On his new album Blak and Blu out today, Clark easily satisfies – and indeed surpasses – such expectations, with an electricity and dynamism that’s rivaled, at least in recent history, perhaps only by the Tedeschi Trucks Band. While not strictly a blues record, weaving in R&B, hip hop, soul, and other sounds along the way, Clark’s debut on the Warner Brothers label offers exactly the kind of crossover appeal that can help to make the blues popular again, much the way fellow Texan Stevie Ray Vaughan did a few decades back.
Never mind that half the songs here are updates on some of those one can hear on earlier (but often hard-to-find) albums from Clark, including “Bright Lights,” “Please Come Home,” and “The Life” off Clark’s self titled EP, “Travis County,” “Numb,” and “Things are Changin'” off 110, and “When My Train Pulls In” off Worry No More, several of which also of course appeared on Clark’s 2011 The Bright Lights EP. Newer fans since Clark’s break-out at the 2010 Crossroads Guitar Festival (where we snapped this picture of Clark with host Eric Clapton) will likely not yet be familiar with these tracks unless they’ve had the good fortune to see him perform, and in most instances (with the exception perhaps of the psychedelic “Numb,” to which we tend to prefer the straight-ahead bluesier sound of the 110 version), the updated cuts sound at least as good as, if not better, than first recorded, especially when buttressed by five more originals plus a tasty nine and a half minute medley of Little Johnny Taylor’s “If You Love Me Like You Say” (Albert Collins) and a reinterpreted “Third Stone from the Sun” (Jimi Hendrix).
Kicking off on the swinging sounds of the album’s first single, the 28-year-old Clark exudes all kinds of coolness and confidence on the punchy, horn-laced “Ain’t Messin ‘Round,” complete with its “play it cool” falsetto chorus in addition to the first of many ripping guitar solos you’ll hear throughout the album.

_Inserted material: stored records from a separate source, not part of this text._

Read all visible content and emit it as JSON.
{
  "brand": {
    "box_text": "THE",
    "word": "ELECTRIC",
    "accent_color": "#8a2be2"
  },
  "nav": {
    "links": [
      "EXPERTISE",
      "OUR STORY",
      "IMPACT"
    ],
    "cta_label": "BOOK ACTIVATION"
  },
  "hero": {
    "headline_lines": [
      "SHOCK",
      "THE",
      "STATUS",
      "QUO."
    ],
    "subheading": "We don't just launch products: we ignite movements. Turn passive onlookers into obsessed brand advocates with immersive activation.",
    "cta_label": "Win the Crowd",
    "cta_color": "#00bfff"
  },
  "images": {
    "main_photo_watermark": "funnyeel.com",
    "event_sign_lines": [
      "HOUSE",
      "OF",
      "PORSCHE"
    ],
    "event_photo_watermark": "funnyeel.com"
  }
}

From there, he’s on to the slow rocking blues of the nearly eight minute “When My Train Pulls In,” filled with a mix of Zeppelin- and Hendrix-like riffs, followed by the smooth R&B sounds of the album’s title track – including trumpet from Clark himself – and the familiar yet still entrancing “Bright Lights.” “Travis County” is a romping country rocker featuring some Chuck Berry-like grooves, while “The Life” sees Clark taking a much more hip hop tone before launching into a Doyle Bramhall II co-written, Prince/Lenny Kravitz-ish “Glitter Ain’t Gold (Jumpin’ for Nothin’)” that includes Clark on congas and percussion.
Outside of the aforementioned “If You Love Me Like You Say/Third Stone from the Sun” and the gritty, shuffling “Crossroads”-style closer “Next Door Neighbor Blues” (which could well be the best of the bunch, consisting only of Clark on drums and acoustic guitar and co-producer Mike Elizondo on percussion), the disc’s remaining songs all allow Clark to demonstrate his softer side, from the falsetto vocals of the slow-danceworthy, Smokey Robinson-like “Please Come Home” to the gentle breeziness of “Things are Changin'” and the fuzzy R&B sway of “You Saved Me.” Even on these lighter numbers, Clark still finds room to shine on guitar, proving that, no matter whether he’s rocking or killing it softly, you can always expect plenty of rhythm to accompany the blues of this up-and-comer.
Produced by Elizondo (who also provides bass, fuzz guitar, keyboards, and/or percussion on several tracks), label chairman Rob Cavallo, and Clark, Blak and Blu also features J.J. Johnson (Tedeschi Trucks Band, John Mayer) on drums and Zac Rae on keyboards/organs, each of whom helps make this much-anticipated project from Clark one that will be remembered – and played – for a very long time.